◆ **Exercise prompt**: Below are some records; state how many of their lines contain the word "icon", and add nothing.

==== The data ====

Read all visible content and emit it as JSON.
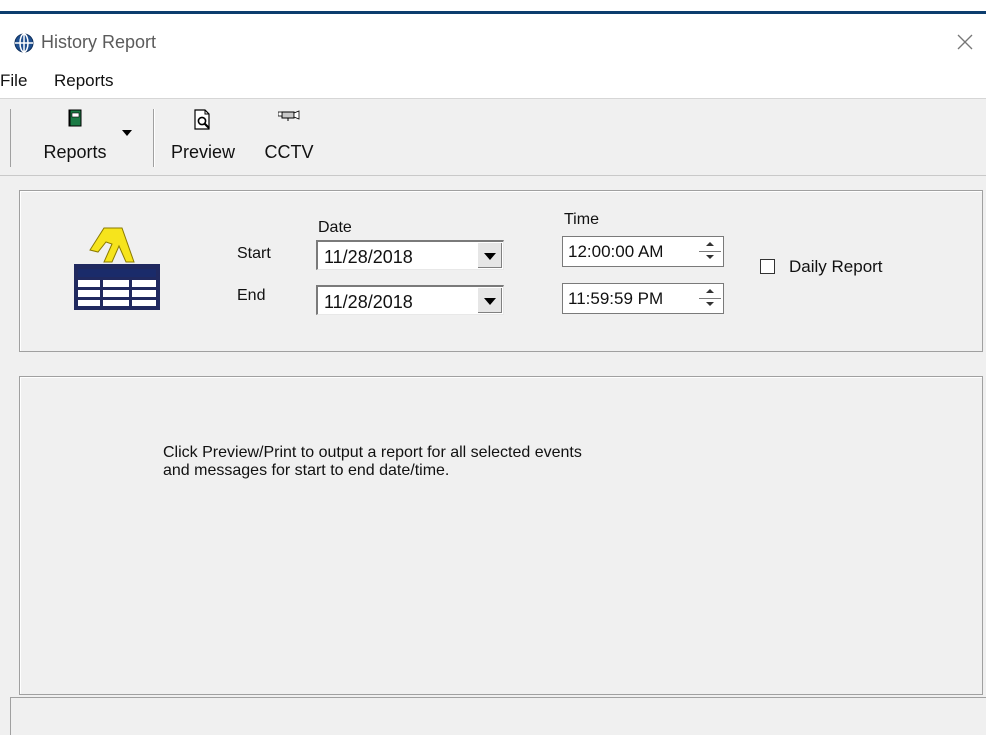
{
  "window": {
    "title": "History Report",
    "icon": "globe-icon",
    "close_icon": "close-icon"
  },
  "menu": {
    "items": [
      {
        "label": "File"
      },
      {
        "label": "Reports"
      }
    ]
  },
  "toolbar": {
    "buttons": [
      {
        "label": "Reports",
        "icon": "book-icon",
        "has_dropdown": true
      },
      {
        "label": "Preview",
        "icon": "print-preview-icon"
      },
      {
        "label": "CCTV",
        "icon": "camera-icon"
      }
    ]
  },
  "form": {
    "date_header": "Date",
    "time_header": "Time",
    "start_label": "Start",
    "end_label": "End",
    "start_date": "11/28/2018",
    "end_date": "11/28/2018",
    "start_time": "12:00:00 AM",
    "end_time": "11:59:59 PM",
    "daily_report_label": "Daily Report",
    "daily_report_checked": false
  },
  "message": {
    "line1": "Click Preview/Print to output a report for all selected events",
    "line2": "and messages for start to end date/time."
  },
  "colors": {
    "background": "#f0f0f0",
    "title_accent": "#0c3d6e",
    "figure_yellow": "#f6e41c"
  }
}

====

◆ **Written reply**: 5